The Obama Administration is attempting to redefine the United States healthcare system. The escalating cost of medical care and emerging technologies is establishing a new paradigm in the medical device industry. Whether you are a member of the Spine Cartel or a fledgling early growth stage company, the question you must ask yourself is how do you protect your marketshare and continue to grow your revenue stream in a zero-sum market? Pricing constraints are being placed on companies witnessed by procedural caps that are being initiated by various hospital buying groups. Physicians are being pressured to make concessions everyday when it comes to personal preference for products. Reimbursement is a major concern whenever new technologies are introduced in the marketplace.
There will be a major shift in how medical device companies manage their relationships with physicians, providers and insurance companies. A conciliatory partnership will have to be developed with the provider (the hospital and physician) and the payor (the insurance industry or potentially a government sponsored program). Concession will not be an option. It will be a mandate. The relationship between the device industry, the insurance industry, and the provider has been adversarial at best.
Hospitals and physicians are now challenged with operating a profitable business at a time when reimbursements will be redefined. As new technologies emerge, hospitals and physicians will be confronted with making decisions whether or not to provide the patient with costly therapies. Financial barriers will have to be removed in order for both the physician and patient to have access to new technology. Unpredictable cash flow and poorly forecasted budgets have created a volatile environment in medicine. A reduction in implant cost will lift a potential barrier to quality healthcare. But, are we willing to do that? And what will physicians decide to do when medicine is no longer the cash cow that it once was. Surgeons still make an exceptional living unless obviously they think they would like to try their hand at plumbing.
The insurance industry has, and the government intends to control cost. The challenge that the medical device industry will have is educating both parties on product differentiation and outcomes. Up until this now we have done a reasonable job, yet not good enough. But reason alone is not enough to overcome controlling cost. By reaching across the aisle and offering an olive branch we have the opportunity to continue to be a viable and innovative industry. Unfortunately, many things will have to change. Companies will have to accept less profits meaning that we will have to manage our budgets with more efficiency than ever before. The companies will have to police themselves in identifying whether a potential new technology realistically will make a difference in patient outcomes. Witness the carnage in our industry that has resulted in over 500 different pedicle screws, nearly 300 cervical plates and countless TLIF, PLIF, ALIF and Cervical PEEK devices. Have all of these products really made a difference in outcomes? Our industry has come to resemble the early years of the automobile industry. Or, have these products saturated an already existing commodity market? As investors hold on to their hard earned capital there will be fewer opportunities for “me too” products to succeed. How will this shift affect the earning capabilities of the salesperson? There will be a shift in the commission structure resulting in less earnings for the distributor or direct salesperson. I know that many of you do not like reading this, but if the company’s bottom line suffers, so will your ability to sustain your earning capacity. Remember a company not only incurs cost of goods to manufacture the product, it incurs general and administrative costs and cost of sales. It all comes down to operating income and remember, any publicly traded company has to answer to the Street. Wall Street has become our own worst enemy.

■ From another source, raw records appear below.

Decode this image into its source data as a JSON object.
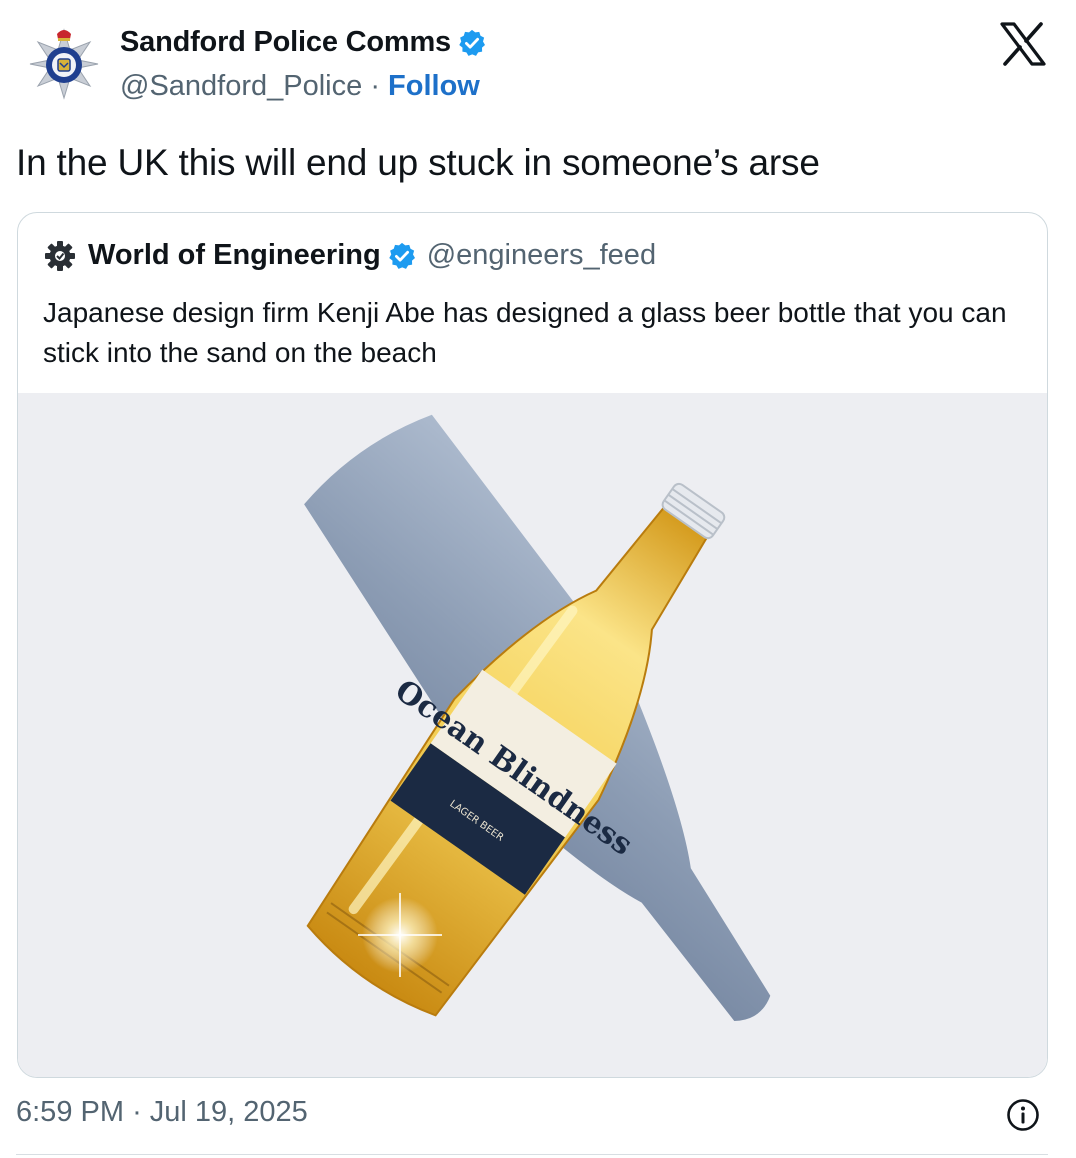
{
  "author": {
    "name": "Sandford Police Comms",
    "handle": "@Sandford_Police",
    "separator": "·",
    "follow_label": "Follow",
    "verified_color": "#1d9bf0",
    "avatar_icon": "police-crest-icon"
  },
  "platform_icon": "x-logo-icon",
  "tweet": {
    "text": "In the UK this will end up stuck in someone’s arse"
  },
  "quoted_tweet": {
    "author_name": "World of Engineering",
    "author_handle": "@engineers_feed",
    "avatar_icon": "gear-icon",
    "text": "Japanese design firm Kenji Abe has designed a glass beer bottle that you can stick into the sand on the beach",
    "media": {
      "description_icon": "beer-bottle-image",
      "label_title": "Ocean Blindness",
      "label_subtitle": "LAGER BEER"
    }
  },
  "footer": {
    "time": "6:59 PM",
    "separator": "·",
    "date": "Jul 19, 2025",
    "info_icon": "info-icon"
  }
}
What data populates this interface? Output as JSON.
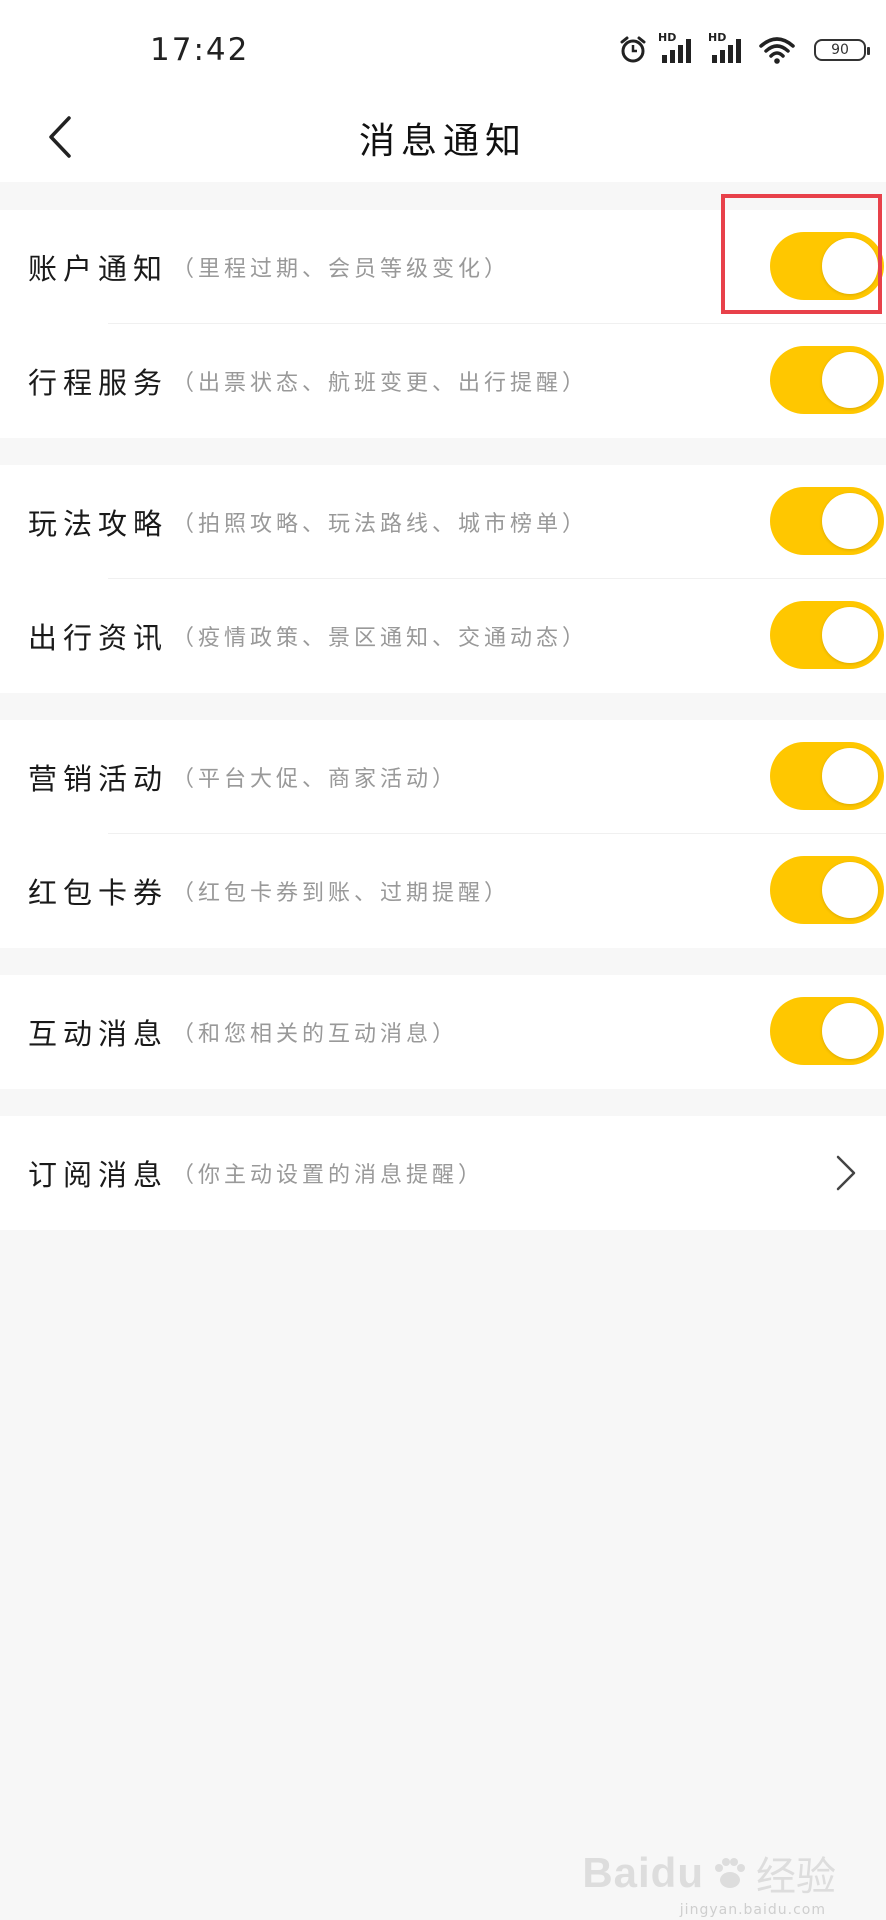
{
  "status_bar": {
    "time": "17:42",
    "icons": [
      "alarm-icon",
      "hd-signal-icon",
      "hd-signal-icon",
      "wifi-icon",
      "battery-icon"
    ],
    "hd_label": "HD",
    "battery_level": "90"
  },
  "header": {
    "title": "消息通知",
    "back_icon": "chevron-left-icon"
  },
  "groups": [
    {
      "items": [
        {
          "title": "账户通知",
          "desc": "（里程过期、会员等级变化）",
          "control": "toggle",
          "on": true
        },
        {
          "title": "行程服务",
          "desc": "（出票状态、航班变更、出行提醒）",
          "control": "toggle",
          "on": true
        }
      ]
    },
    {
      "items": [
        {
          "title": "玩法攻略",
          "desc": "（拍照攻略、玩法路线、城市榜单）",
          "control": "toggle",
          "on": true
        },
        {
          "title": "出行资讯",
          "desc": "（疫情政策、景区通知、交通动态）",
          "control": "toggle",
          "on": true
        }
      ]
    },
    {
      "items": [
        {
          "title": "营销活动",
          "desc": "（平台大促、商家活动）",
          "control": "toggle",
          "on": true
        },
        {
          "title": "红包卡券",
          "desc": "（红包卡券到账、过期提醒）",
          "control": "toggle",
          "on": true
        }
      ]
    },
    {
      "items": [
        {
          "title": "互动消息",
          "desc": "（和您相关的互动消息）",
          "control": "toggle",
          "on": true
        }
      ]
    },
    {
      "items": [
        {
          "title": "订阅消息",
          "desc": "（你主动设置的消息提醒）",
          "control": "chevron",
          "icon": "chevron-right-icon"
        }
      ]
    }
  ],
  "colors": {
    "toggle_on": "#FFC700",
    "highlight": "#e8414a",
    "background": "#f7f7f7"
  },
  "watermark": {
    "logo": "Baidu",
    "sub": "经验",
    "url": "jingyan.baidu.com"
  }
}
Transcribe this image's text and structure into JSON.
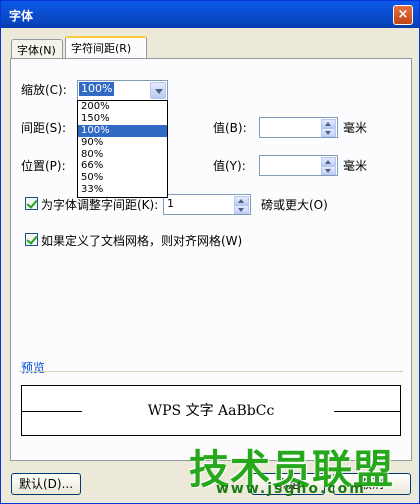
{
  "window": {
    "title": "字体",
    "close_glyph": "×"
  },
  "tabs": [
    {
      "label": "字体(N)"
    },
    {
      "label": "字符间距(R)"
    }
  ],
  "scale": {
    "label": "缩放(C):",
    "value": "100%",
    "options": [
      "200%",
      "150%",
      "100%",
      "90%",
      "80%",
      "66%",
      "50%",
      "33%"
    ],
    "selected_index": 2
  },
  "spacing": {
    "label": "间距(S):",
    "value_label": "值(B):",
    "value": "",
    "unit": "毫米"
  },
  "position": {
    "label": "位置(P):",
    "value_label": "值(Y):",
    "value": "",
    "unit": "毫米"
  },
  "kerning": {
    "checked": true,
    "label": "为字体调整字间距(K):",
    "value": "1",
    "suffix": "磅或更大(O)"
  },
  "grid": {
    "checked": true,
    "label": "如果定义了文档网格，则对齐网格(W)"
  },
  "preview": {
    "group_label": "预览",
    "sample_text": "WPS 文字 AaBbCc"
  },
  "buttons": {
    "default_label": "默认(D)...",
    "ok_label": "确定",
    "cancel_label": "取消"
  },
  "watermark": {
    "text": "技术员联盟",
    "url": "www.jsgho.com"
  }
}
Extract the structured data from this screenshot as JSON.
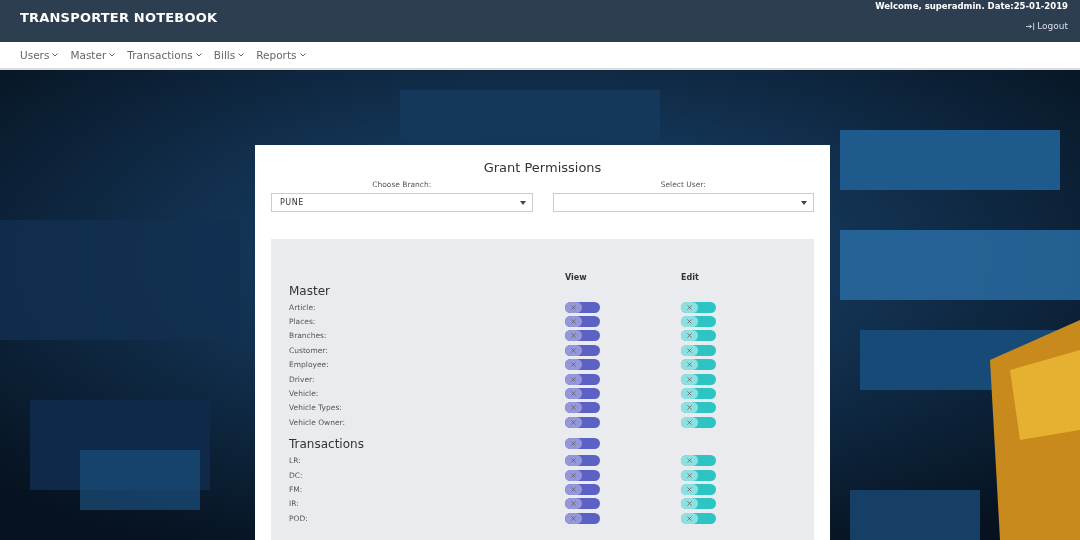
{
  "header": {
    "brand": "TRANSPORTER NOTEBOOK",
    "welcome": "Welcome, superadmin. Date:25-01-2019",
    "logout": "Logout"
  },
  "menu": [
    {
      "label": "Users"
    },
    {
      "label": "Master"
    },
    {
      "label": "Transactions"
    },
    {
      "label": "Bills"
    },
    {
      "label": "Reports"
    }
  ],
  "card": {
    "title": "Grant Permissions",
    "branch": {
      "label": "Choose Branch:",
      "value": "PUNE"
    },
    "user": {
      "label": "Select User:"
    },
    "columns": [
      "View",
      "Edit"
    ],
    "sections": [
      {
        "title": "Master",
        "rows": [
          {
            "label": "Article:",
            "view": false,
            "edit": false
          },
          {
            "label": "Places:",
            "view": false,
            "edit": false
          },
          {
            "label": "Branches:",
            "view": false,
            "edit": false
          },
          {
            "label": "Customer:",
            "view": false,
            "edit": false
          },
          {
            "label": "Employee:",
            "view": false,
            "edit": false
          },
          {
            "label": "Driver:",
            "view": false,
            "edit": false
          },
          {
            "label": "Vehicle:",
            "view": false,
            "edit": false
          },
          {
            "label": "Vehicle Types:",
            "view": false,
            "edit": false
          },
          {
            "label": "Vehicle Owner:",
            "view": false,
            "edit": false
          }
        ]
      },
      {
        "title": "Transactions",
        "header_toggles": [
          {
            "kind": "view",
            "on": false
          }
        ],
        "rows": [
          {
            "label": "LR:",
            "view": false,
            "edit": false
          },
          {
            "label": "DC:",
            "view": false,
            "edit": false
          },
          {
            "label": "FM:",
            "view": false,
            "edit": false
          },
          {
            "label": "IR:",
            "view": false,
            "edit": false
          },
          {
            "label": "POD:",
            "view": false,
            "edit": false
          }
        ]
      }
    ]
  }
}
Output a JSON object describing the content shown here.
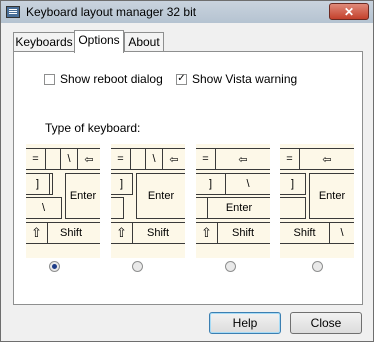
{
  "window": {
    "title": "Keyboard layout manager 32 bit",
    "close_glyph": "✕"
  },
  "tabs": [
    {
      "label": "Keyboards",
      "active": false
    },
    {
      "label": "Options",
      "active": true
    },
    {
      "label": "About",
      "active": false
    }
  ],
  "options": {
    "reboot": {
      "label": "Show reboot dialog",
      "checked": false
    },
    "vista": {
      "label": "Show Vista warning",
      "checked": true,
      "glyph": "✓"
    }
  },
  "keyboard_type": {
    "label": "Type of keyboard:",
    "layouts": [
      {
        "keys": [
          {
            "label": "="
          },
          {
            "label": ""
          },
          {
            "label": "\\"
          },
          {
            "label": "⇦"
          },
          {
            "label": "]"
          },
          {
            "label": ""
          },
          {
            "label": "\\"
          },
          {
            "label": "Enter"
          },
          {
            "label": "⇧"
          },
          {
            "label": "Shift"
          }
        ],
        "selected": true
      },
      {
        "keys": [
          {
            "label": "="
          },
          {
            "label": ""
          },
          {
            "label": "\\"
          },
          {
            "label": "⇦"
          },
          {
            "label": "]"
          },
          {
            "label": "Enter"
          },
          {
            "label": "⇧"
          },
          {
            "label": "Shift"
          }
        ],
        "selected": false
      },
      {
        "keys": [
          {
            "label": "="
          },
          {
            "label": "⇦"
          },
          {
            "label": "]"
          },
          {
            "label": "\\"
          },
          {
            "label": "Enter"
          },
          {
            "label": "⇧"
          },
          {
            "label": "Shift"
          }
        ],
        "selected": false
      },
      {
        "keys": [
          {
            "label": "="
          },
          {
            "label": "⇦"
          },
          {
            "label": "]"
          },
          {
            "label": "Enter"
          },
          {
            "label": "Shift"
          },
          {
            "label": "\\"
          }
        ],
        "selected": false
      }
    ]
  },
  "buttons": {
    "help": "Help",
    "close": "Close"
  }
}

Salespeople have done a poor job of being business people. Purchasing, materials management, and finance were always viewed as the enemy. But this is not the only looming problem. What happens when companies start believing that they could exist without sales people and start to model their distribution model by selling to the hospitals directly? If you don’t think that’s possible, it has already been piloted by various small companies and tabled by larger organizations. Yes, there is some liability issues involved but I am sure that a remedy could be found if it meant greater profit margins in a constrained market. So where do we go from here? I don't want to be perceived as the Dr. Doom of the Spine Industry but we will face an unpredictable future. This unpredictability will create some people to attempt to manipulate market forces that will not be able to be controlled. The companies that exhibit the wherewithal to change and think out of the box will survive and prosper and the companies that don't will wither away. The Spine Blogger wants to know what you think?